Now that’s more like it!
X Factor Australia has finally wheeled out the wind machine, ace props and invested an all round bravo effort into making this week’s live show a proper show.
There’s a cool change wafting from behind the judging panel and we’re relishing in the love, genuine encouragements and playful jibes. Heck! I’m even growing fond of Kyle Sandilands. Somebody slap me now.
The theme was “musical heroes” but the song selections were thankfully light on the cheese. No Whitney, no Michael Jackson or John Farnham. Instead, there were tributes to contemporary artists ranging from Mumford & Sons to – insert indignant gasps – The Calling (!!) and Evanescence.
Here’s a rundown of who sizzled, who fizzled, and a look at our favourite eye-popping sets this week.
Who brought it:
Hey sista, go sista, soul sista, flow sista! Sister harmony group Mahogany sizzled with an arresting rendition of ‘Lady Marmalade’. We’re talking stripper heels, a Moulin Rouge-inspired set and melismatic warbles to make Xtina quiver in her Woohoo. Best of all, these ladies stand stronger than ever as a unit – not one seeming to outdo the other. Top class act.
India-Rose did a smoking cover of U2‘s ‘One’ amalgamating some soulful elements from the Mary J. Blige version. I can totally see her recording some Natasha Bedingfield demos and making a really marketable blend of Summer Bay pop with lite R&B.
Sally Chatfield probably did her infamous eye-roll at the thought of pandering to everyone’s preconceived notions of her but she still rocked Evanescence‘s ‘Bring Me To Life’ like you won’t believe. Natalie, don’t pigeon hole her into some emo rock chick schtick. We don’t need you to dumb it down for us – the public can gets that Sally is capable of so much more.
Hayley Teal got what chu need! After the judges panned her obscure song choice and Sasha Fierce-in-training performance last week, our gurl ditched the chest-thrusting dancers in favour of a simple and effective roar of ‘Respect’. The sassy Aretha cover was right on the money but you lean back and chin-stroke with a feeling that Hayles is only operating at 85% capacity. Kyle puts it down to her lack of star quality but I think miss thang’s just gettin’ warmed up.
Kudos to the impressive sets complementing the acts in the following performances. A bigger entourage of back up dancers, more pyrotechnics and customised video screen projections – it’s like our judges have suddenly woken to this wealth of razzle dazzle. If we keep raising the bar, just imagine what the finals would look like. Kyle might actually have to remortgage his penthouse.
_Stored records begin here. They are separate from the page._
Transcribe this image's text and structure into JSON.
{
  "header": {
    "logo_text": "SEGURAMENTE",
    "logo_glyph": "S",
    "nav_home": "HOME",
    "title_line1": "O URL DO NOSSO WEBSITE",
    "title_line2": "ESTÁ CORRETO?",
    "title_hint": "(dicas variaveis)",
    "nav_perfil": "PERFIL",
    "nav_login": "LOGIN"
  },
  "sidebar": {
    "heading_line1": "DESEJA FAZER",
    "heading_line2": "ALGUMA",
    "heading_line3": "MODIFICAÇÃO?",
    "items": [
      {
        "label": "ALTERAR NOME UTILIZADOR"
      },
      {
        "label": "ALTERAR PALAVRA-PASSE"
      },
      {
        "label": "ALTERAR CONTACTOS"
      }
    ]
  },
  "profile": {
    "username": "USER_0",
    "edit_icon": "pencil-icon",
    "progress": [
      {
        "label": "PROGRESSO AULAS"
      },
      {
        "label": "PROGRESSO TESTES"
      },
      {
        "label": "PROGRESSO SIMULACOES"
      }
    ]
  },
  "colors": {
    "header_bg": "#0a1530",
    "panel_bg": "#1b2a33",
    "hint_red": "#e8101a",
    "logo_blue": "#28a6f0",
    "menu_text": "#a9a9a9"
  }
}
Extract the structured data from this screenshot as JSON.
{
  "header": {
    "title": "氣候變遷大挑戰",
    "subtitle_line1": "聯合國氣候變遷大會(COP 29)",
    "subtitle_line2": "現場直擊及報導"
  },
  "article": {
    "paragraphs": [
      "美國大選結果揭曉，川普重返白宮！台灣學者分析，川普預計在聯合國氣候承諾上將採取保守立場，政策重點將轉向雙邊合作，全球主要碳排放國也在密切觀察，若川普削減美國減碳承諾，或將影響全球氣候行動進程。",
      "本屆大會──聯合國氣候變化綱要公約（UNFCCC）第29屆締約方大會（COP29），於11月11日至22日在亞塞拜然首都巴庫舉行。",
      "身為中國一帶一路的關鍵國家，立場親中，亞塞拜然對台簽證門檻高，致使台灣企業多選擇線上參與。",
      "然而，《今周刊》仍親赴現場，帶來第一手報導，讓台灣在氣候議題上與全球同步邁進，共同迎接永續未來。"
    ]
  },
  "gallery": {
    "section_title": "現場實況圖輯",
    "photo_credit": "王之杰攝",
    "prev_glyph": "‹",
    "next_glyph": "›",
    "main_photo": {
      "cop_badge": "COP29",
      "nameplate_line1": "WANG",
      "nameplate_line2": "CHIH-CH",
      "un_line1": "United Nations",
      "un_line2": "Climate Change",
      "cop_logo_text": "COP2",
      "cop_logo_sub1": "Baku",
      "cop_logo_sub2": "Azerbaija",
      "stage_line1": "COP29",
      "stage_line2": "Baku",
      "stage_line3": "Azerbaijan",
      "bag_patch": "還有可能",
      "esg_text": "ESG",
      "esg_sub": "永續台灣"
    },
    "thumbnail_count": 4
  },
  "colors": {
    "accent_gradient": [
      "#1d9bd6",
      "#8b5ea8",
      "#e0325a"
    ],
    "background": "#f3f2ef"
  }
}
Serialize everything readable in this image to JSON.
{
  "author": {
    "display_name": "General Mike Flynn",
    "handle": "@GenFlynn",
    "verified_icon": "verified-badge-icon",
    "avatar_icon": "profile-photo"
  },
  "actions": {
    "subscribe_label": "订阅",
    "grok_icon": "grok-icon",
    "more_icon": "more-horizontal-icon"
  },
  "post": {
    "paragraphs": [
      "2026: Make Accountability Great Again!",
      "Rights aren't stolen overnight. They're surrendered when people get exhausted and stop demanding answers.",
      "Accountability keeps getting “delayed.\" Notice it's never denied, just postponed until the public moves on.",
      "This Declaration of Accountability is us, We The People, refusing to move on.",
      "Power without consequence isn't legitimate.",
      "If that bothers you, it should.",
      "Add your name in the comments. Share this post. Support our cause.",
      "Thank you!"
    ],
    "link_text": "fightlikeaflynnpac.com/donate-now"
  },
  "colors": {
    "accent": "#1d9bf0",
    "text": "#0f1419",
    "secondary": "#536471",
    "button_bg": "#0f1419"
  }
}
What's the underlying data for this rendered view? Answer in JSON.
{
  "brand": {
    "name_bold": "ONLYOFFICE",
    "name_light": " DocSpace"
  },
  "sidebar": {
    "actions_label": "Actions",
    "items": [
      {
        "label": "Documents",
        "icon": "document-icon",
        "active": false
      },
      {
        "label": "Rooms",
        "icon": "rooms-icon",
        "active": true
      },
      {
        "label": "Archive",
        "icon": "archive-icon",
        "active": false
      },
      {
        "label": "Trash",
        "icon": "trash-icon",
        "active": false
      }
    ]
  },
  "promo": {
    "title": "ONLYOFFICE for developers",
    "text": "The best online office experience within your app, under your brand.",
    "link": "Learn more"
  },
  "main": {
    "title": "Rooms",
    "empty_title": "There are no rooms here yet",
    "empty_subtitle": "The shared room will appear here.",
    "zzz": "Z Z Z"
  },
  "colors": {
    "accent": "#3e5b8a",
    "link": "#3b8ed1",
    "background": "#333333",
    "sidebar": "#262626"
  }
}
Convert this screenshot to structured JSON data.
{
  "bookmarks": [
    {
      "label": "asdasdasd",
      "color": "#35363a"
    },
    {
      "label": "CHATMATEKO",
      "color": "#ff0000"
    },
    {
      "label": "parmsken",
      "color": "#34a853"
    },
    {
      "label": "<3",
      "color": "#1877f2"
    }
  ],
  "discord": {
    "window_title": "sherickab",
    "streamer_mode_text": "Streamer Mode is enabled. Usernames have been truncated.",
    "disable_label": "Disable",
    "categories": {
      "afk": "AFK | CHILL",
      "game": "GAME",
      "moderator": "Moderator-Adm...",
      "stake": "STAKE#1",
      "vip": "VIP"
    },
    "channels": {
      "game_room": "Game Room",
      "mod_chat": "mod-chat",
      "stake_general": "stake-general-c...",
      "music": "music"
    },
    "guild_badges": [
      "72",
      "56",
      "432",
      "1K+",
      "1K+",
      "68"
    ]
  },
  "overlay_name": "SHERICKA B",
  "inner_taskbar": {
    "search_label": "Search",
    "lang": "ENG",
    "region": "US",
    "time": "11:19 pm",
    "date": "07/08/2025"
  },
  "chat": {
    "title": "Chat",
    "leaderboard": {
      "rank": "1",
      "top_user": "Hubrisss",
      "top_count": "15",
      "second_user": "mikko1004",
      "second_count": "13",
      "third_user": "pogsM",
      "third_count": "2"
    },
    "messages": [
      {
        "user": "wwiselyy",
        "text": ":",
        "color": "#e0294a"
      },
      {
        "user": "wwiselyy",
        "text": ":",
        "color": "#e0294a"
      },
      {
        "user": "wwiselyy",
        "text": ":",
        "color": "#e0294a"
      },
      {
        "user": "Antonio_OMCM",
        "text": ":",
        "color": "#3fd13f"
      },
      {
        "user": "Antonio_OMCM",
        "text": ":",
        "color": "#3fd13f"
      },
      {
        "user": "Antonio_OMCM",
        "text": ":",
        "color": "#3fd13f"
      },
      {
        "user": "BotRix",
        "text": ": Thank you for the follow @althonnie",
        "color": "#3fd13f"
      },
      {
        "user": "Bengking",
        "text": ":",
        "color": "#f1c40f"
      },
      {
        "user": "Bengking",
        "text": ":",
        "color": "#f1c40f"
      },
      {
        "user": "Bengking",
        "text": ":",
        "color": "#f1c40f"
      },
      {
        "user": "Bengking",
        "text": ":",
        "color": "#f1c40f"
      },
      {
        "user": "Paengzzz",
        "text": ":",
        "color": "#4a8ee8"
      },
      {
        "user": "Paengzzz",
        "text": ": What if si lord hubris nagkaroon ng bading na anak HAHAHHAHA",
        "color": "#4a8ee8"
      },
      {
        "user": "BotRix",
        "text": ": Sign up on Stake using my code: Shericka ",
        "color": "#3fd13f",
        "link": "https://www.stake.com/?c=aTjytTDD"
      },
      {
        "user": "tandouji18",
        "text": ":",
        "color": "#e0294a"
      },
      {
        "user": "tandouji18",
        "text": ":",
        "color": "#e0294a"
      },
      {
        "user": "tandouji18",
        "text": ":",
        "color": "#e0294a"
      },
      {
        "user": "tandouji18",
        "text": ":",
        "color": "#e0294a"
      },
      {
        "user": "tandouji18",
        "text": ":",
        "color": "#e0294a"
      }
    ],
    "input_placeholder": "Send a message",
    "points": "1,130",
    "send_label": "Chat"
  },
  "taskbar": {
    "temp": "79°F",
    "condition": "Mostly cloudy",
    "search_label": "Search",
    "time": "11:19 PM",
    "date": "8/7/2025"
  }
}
OMGZ. They finally wheeled out the wind machines! Amanda looks absolutely ethereal in this enchanting set that’s a tinsel and a tree away from looking like a Christmas TV special. Props to RoRo for bringing the breeze, smokes and fairy light trees – perhaps the latter was inspired by the photo on my ‘Connect’ page? It’s OK, Ro. You can thank me later.
Kharizma doing Beyonce‘s ‘Single Ladies’ with giant hula hoop-turned-giant diamond rings. My sistas, that’s priceless.
Mitchell Smith skateboarding out as a continuation of his video intro to ‘Baby’. Props to Kyle for knowing what teenage girls want and are already getting with Justin Bieber.
Luke & Joel scrubbed up something decent this week. The cover of Mumford & Son‘s ‘Little Lion Man’ was a sensible choice and it was tastefully complemented with this summer night outdoor gig theme.
Bitch please moments:
James McNally and his karaoke video ho. The love lorn looks, feigned walk away and best of all, DRAPING THE SCARF AROUND HIS NECK. This is too much.
“It wasn’t as bad as Delhi trying to host the games…” – Guy justifying Kharizma‘s breathy end of ‘Single Ladies’.
Watching Ronan fangurl all over Altiyan‘s performance of ‘Kiss’. Man, stop it. You’re making RoRo wet in the Tasman region. Viva la Altinan.
“Colonel Sanders and Charlie Chaplin…” – Kyle on Ronan and Guy. Snap!
Our second week bottom two came down to Amanda Grafanakis and James McNally.
Wait a minute, these two can really sing. But it’s not about that now, is it? This week Australia has voted on likability and it sure didn’t take long for this competition to turn into a popularity contest. Truth is, despite their vocal prowess. James struggled to connect with the younger – sadly see also, voting – audience, while Amanda‘s unsavoury media attention probably detracted the public affection a little.
After a predicted deadlock – again – on the judges panel, the final decision sat in the lap of the public and we said KTHXBAI to our lowest polling act: James McNally.